The COVID-19 pandemic moved much of our everyday lives online. Everything from healthcare to education to entertainment to socializing now operated through a screen and we continue to operate in a heavily digitized world. Many 2SLGBTQIA+ organizations moved their services online at this time and while internet-based programming comes with many advantages for accessibility and visibility, there are still many risks for queer communities online. Unfortunately, anti-2SLGBTQIA+ harassment also made the jump to the online world and both digital and in-person queerphobia are on the rise in Canada.
When the pandemic began in 2020, Stephanie Jonsson and Hannah Maitland founded the Ontario Digital Literacy and Access Network (ODLAN) to address some of the digital divide challenges that 2SLGBTQIA+ communities faced during the pandemic. 2SLGBTQIA+ older adults were especially vulnerable to social isolation and loneliness and often struggled to utilize the kinds of digital technologies that queer organizations now use to operate. To combat this isolation within queer communities, ODLAN created a database of free and easily accessible digital literacy resources and began connecting digital literacy and 2SLGBTQIA+ organizations so they could work together to create accessible and queer-inclusive digital services. Though there are now many more resources available to help queer communities access devices and learn about digital literacy, safety still remains a major concern.
Anti-2SLGBTQIA+ online hate campaigns threaten the democratic rights of 2SLGBTQIA+ people (Quintal, 2022; Tran, 2022). Anti-2SLGBTQIA+ sentiments spread through memes, GIFs, videos, and other digital media that depict 2SLGBTQIA+ people as potential predators and abusers (Quintal, 2022). For example, Transgender women are targeted in online anti-2SLGBTQIA+ propaganda by being “depicted as predators whose only motivation for transitioning is to access women’s spaces to victimize young girls” (Quintal, 2022). Derogatory depictions are circulated by anti-2SLGBTQIA+ groups and people who share them on popular social media sites like Instagram, TikTok, Facebook, and Twitter. According to the Canadian Anti-Hate Network, these tropes threaten 2SLGBTQIA+ communities by circulating online propaganda intended to discredit scientific knowledge supporting gender and sexual diversity. Online threats toward 2SLGBTQIA+ events in Canada have risen because of harmful anti-2SLGBTQIA+ rhetoric (Tran, 2022).
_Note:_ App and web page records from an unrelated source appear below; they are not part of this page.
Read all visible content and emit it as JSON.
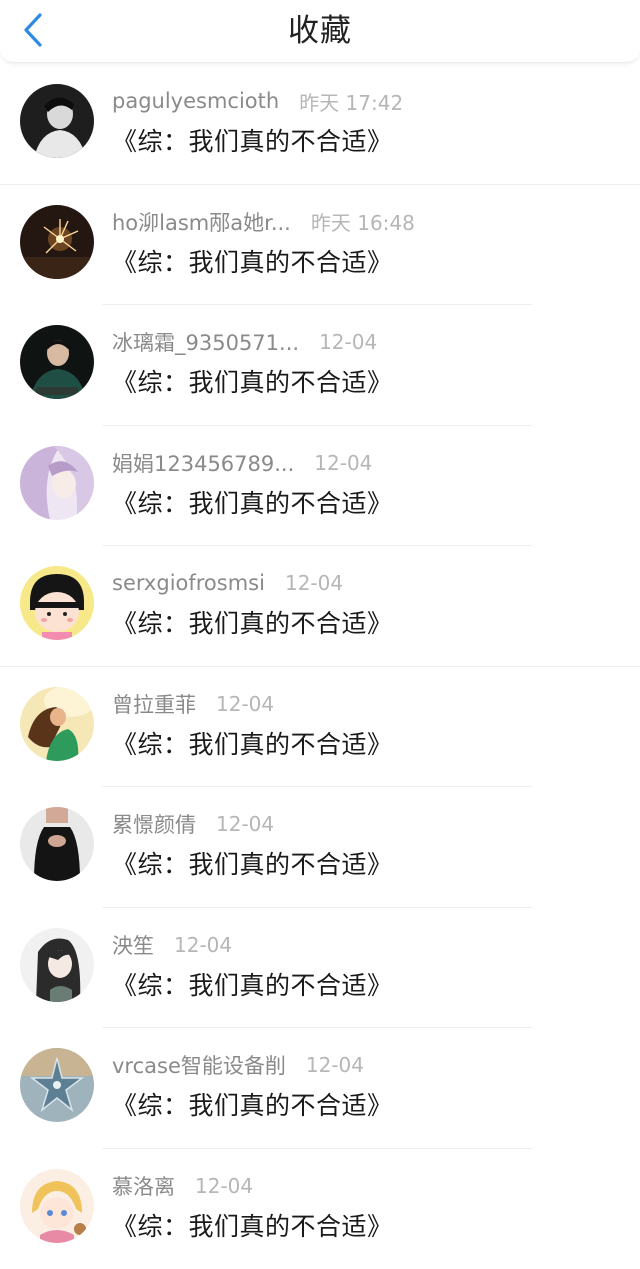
{
  "header": {
    "title": "收藏",
    "back_icon": "chevron-left-icon",
    "accent_color": "#2f8ae6"
  },
  "items": [
    {
      "user": "pagulyesmcioth",
      "time": "昨天 17:42",
      "title": "《综：我们真的不合适》"
    },
    {
      "user": "ho泖lasm邴a她r...",
      "time": "昨天 16:48",
      "title": "《综：我们真的不合适》"
    },
    {
      "user": "冰璃霜_9350571...",
      "time": "12-04",
      "title": "《综：我们真的不合适》"
    },
    {
      "user": "娟娟123456789...",
      "time": "12-04",
      "title": "《综：我们真的不合适》"
    },
    {
      "user": "serxgiofrosmsi",
      "time": "12-04",
      "title": "《综：我们真的不合适》"
    },
    {
      "user": "曾拉重菲",
      "time": "12-04",
      "title": "《综：我们真的不合适》"
    },
    {
      "user": "累憬颜倩",
      "time": "12-04",
      "title": "《综：我们真的不合适》"
    },
    {
      "user": "泱笙",
      "time": "12-04",
      "title": "《综：我们真的不合适》"
    },
    {
      "user": "vrcase智能设备削",
      "time": "12-04",
      "title": "《综：我们真的不合适》"
    },
    {
      "user": "慕洛离",
      "time": "12-04",
      "title": "《综：我们真的不合适》"
    }
  ]
}
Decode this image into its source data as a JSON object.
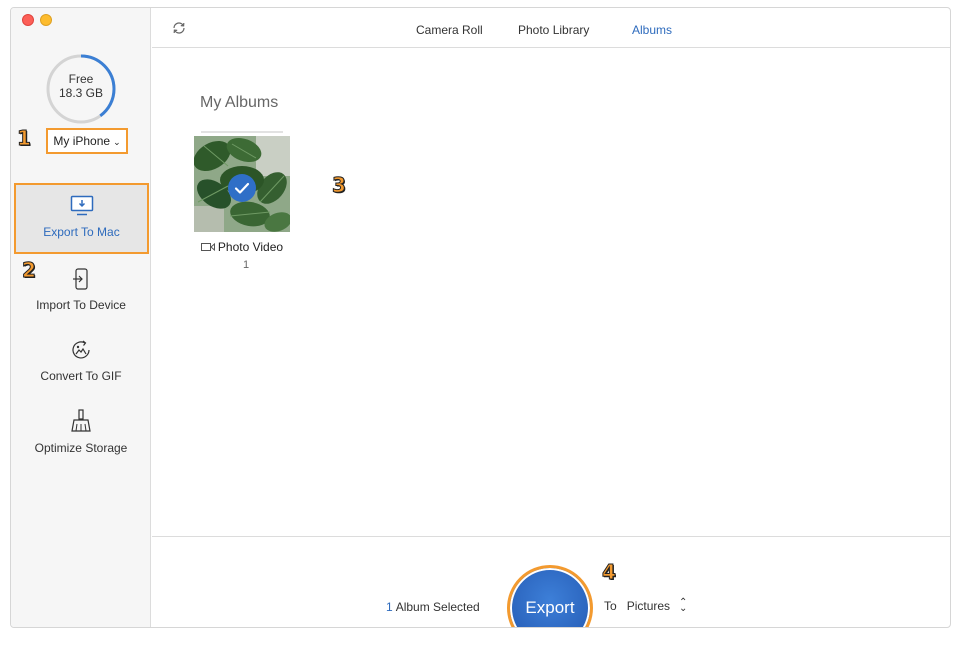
{
  "sidebar": {
    "storage": {
      "free_label": "Free",
      "free_value": "18.3 GB",
      "used_fraction": 0.4
    },
    "device": {
      "name": "My iPhone"
    },
    "items": [
      {
        "label": "Export To Mac",
        "icon": "monitor-download-icon"
      },
      {
        "label": "Import To Device",
        "icon": "phone-import-icon"
      },
      {
        "label": "Convert To GIF",
        "icon": "gif-convert-icon"
      },
      {
        "label": "Optimize Storage",
        "icon": "broom-icon"
      }
    ]
  },
  "tabs": [
    {
      "label": "Camera Roll"
    },
    {
      "label": "Photo Library"
    },
    {
      "label": "Albums"
    }
  ],
  "active_tab": "Albums",
  "content": {
    "section_title": "My Albums",
    "albums": [
      {
        "name": "Photo Video",
        "count": "1",
        "selected": true
      }
    ]
  },
  "footer": {
    "selected_count": "1",
    "selected_label": "Album Selected",
    "export_label": "Export",
    "to_label": "To",
    "destination": "Pictures"
  },
  "annotations": [
    "1",
    "2",
    "3",
    "4"
  ],
  "colors": {
    "accent": "#2e6bbd",
    "highlight": "#f39a2f"
  }
}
Even though ODLAN strives to serve as many people as possible with our digital literacy database, we have had to limit our social media presence to avoid harassment and keep our community safe. This is not a unique experience for 2SLGBTQIA+ groups and many of our peer organizations have also experienced online harassment, threats, and doxxing of their members. ODLAN Co-Founder Stephanie Jonsson reflected on the decision to limit the organization’s online exposure based on her experience managing social media pages for other 2SLGBTQIA+ organizations. She observed that boosted posts received “a flood of hate from folks who weren’t our target audience.” Since their launch, ODLAN has been intentional in their communications and knowledge mobilization methods to engage their core community and minimize negative attention.
Queerphobic harassment continues to escalate in Canada but there is still very little Canadian research on how this kind of cyber violence is impacting queer communities. ODLAN has decided to take action against online hate by initiating research with other Canadian 2SLGBTQIA+ organizations to explore how people working with queer organizations are experiencing and combating transphobic online hate. The Digital Citizenship Contribution Program supports projects that will strengthen Canada’s resilience against online harm and disinformation and they are supporting our project “Possible Practices for Protecting Organizations from Queerphobic Online Hate.” Once this research is complete and we have insight into what other organizations have done to combat online hate, ODLAN will be hosting educational workshops to foster a community discussion with 2SLGBTQIA+ organizational leaders on their experiences and preventative measures implemented for community and personal safety.
This project is funded by the Digital Citizenship Contribution program and is being completed with the support of Rainbow Faith and Freedom and Wisdom2Action.